Stephens v. Beard, 485 S.W.3d 914 (Tex. 2016).



"Common Disaster"


Husband murdered wife, immediately shot himself, but did not die until a few hours later. Each will provided for legacies to nine named individuals if they died in a common disaster or if their death order could not be determined. The trial court determined that the legacies were effective because the spouses died in a common disaster.


The appellate court affirmed in Stephens v. Beard, 428 S.W.3d 385 (Tex. App.—Tyler 2014). The court held that the murder-suicide was a common disaster because Husband fired both the murder and suicide gunshots in one episode. The court determined it was irrelevant to the classification of the event as a common disaster that Husband “did not successfully kill himself immediately” even though he lived almost two hours longer than Wife. Id. at 388.


On appeal to the Supreme Court of Texas, the court reversed without even giving the parties the opportunity to present oral arguments. The court focused on the well-recognized legal meaning of the term “common disaster” which means that the two parties “die at very nearly the same time, with no way of determining the order of their deaths.” The court held that Husband and Wife did not die in a common disaster because although their deaths were temporally close, the order of their deaths is known with certainty.

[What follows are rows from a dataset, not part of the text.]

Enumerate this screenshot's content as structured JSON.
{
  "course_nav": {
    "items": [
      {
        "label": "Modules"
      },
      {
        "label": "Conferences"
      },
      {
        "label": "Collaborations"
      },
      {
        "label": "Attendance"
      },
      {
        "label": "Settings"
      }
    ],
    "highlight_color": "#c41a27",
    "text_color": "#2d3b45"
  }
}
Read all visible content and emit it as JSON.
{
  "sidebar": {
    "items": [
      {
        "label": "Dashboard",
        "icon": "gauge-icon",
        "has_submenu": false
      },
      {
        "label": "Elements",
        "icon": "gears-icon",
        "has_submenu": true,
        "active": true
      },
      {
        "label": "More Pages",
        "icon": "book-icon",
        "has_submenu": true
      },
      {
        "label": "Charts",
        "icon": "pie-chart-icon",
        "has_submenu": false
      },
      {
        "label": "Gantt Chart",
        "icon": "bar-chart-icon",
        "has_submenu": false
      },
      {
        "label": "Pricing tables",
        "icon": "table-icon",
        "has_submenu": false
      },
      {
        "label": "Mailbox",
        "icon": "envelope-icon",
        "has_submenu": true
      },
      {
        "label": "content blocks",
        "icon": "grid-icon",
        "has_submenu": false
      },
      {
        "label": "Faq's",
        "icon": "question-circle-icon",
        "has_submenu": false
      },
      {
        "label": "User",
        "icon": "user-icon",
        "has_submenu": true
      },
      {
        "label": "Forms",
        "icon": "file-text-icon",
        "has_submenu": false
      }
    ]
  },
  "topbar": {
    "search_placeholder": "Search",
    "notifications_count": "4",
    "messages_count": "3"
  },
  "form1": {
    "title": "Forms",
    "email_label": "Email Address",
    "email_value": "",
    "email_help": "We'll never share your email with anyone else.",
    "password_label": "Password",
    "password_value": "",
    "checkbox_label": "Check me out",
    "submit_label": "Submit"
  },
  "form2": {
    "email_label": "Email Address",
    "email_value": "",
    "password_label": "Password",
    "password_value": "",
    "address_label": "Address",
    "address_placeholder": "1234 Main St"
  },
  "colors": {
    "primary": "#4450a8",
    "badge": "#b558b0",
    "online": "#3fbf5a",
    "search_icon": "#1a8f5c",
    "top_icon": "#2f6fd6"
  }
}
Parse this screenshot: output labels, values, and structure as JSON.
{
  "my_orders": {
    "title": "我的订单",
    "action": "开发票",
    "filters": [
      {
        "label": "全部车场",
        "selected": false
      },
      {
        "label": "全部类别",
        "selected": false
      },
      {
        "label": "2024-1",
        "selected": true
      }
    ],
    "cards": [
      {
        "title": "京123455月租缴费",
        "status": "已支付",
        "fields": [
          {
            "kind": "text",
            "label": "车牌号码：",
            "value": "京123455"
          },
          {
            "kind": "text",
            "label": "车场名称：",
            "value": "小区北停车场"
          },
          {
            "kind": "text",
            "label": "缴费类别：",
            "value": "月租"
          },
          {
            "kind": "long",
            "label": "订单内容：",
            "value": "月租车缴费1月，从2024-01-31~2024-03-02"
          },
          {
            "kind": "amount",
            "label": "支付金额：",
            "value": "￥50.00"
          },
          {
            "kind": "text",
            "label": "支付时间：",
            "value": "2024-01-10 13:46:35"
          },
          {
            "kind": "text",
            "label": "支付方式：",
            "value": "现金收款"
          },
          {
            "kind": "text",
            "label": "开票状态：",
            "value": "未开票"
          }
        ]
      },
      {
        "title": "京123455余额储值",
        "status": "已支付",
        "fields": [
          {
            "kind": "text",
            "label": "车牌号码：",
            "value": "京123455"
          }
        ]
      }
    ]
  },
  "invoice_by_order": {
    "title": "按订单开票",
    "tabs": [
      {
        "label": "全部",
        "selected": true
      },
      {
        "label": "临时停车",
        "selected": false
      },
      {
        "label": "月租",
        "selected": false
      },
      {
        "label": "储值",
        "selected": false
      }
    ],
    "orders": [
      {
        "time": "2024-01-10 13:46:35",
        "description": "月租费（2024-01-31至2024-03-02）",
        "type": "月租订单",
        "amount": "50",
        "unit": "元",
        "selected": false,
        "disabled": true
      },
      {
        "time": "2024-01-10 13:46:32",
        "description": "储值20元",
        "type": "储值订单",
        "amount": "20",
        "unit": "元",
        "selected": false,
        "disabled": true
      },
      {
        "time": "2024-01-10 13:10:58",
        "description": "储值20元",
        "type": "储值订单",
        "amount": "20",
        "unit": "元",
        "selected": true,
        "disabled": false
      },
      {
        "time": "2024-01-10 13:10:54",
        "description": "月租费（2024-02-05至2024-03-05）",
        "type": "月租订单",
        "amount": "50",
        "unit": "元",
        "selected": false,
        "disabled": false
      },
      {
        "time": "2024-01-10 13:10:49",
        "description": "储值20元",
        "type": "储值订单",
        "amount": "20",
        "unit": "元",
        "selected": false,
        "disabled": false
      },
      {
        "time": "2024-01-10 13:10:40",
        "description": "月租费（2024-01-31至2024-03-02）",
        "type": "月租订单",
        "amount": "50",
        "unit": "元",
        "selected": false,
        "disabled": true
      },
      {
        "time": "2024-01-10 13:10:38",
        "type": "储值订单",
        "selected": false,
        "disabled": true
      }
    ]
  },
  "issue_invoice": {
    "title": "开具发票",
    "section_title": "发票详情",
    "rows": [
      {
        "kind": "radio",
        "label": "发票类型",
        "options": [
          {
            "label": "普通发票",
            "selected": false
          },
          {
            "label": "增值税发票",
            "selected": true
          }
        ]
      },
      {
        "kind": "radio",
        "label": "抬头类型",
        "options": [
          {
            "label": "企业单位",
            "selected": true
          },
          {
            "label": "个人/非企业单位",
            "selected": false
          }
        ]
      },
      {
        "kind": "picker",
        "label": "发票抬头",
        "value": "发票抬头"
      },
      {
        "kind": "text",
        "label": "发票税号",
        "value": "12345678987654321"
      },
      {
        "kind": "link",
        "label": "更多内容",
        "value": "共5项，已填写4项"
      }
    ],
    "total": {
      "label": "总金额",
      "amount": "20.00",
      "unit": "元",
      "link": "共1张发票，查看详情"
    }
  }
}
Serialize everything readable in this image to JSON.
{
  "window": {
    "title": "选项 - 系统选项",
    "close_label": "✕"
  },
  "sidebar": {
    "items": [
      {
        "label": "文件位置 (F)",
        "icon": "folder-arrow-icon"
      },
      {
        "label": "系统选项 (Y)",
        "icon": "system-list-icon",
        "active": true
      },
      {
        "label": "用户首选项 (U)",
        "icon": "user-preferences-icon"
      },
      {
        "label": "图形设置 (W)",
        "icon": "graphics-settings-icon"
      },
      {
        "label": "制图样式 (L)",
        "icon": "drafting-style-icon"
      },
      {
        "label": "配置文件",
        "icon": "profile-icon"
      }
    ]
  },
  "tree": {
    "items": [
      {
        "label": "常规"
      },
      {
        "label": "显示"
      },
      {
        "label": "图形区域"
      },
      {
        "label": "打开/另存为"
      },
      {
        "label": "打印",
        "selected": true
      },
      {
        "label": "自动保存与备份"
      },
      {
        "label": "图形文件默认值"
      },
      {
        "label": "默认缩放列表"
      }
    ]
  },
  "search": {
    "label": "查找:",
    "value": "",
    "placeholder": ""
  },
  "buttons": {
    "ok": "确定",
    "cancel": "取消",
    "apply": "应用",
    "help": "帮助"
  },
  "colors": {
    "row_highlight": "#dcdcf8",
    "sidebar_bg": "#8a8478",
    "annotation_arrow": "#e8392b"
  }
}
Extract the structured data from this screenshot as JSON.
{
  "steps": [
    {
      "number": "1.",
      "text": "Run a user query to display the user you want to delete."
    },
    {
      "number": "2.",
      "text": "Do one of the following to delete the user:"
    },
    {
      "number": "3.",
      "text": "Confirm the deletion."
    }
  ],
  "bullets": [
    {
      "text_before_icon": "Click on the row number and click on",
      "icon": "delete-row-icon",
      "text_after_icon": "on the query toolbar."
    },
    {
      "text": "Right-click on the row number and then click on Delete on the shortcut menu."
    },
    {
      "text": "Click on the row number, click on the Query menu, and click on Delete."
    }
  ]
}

Moral:  A murder-suicide will not be considered as a common disaster if the death orders can be determined.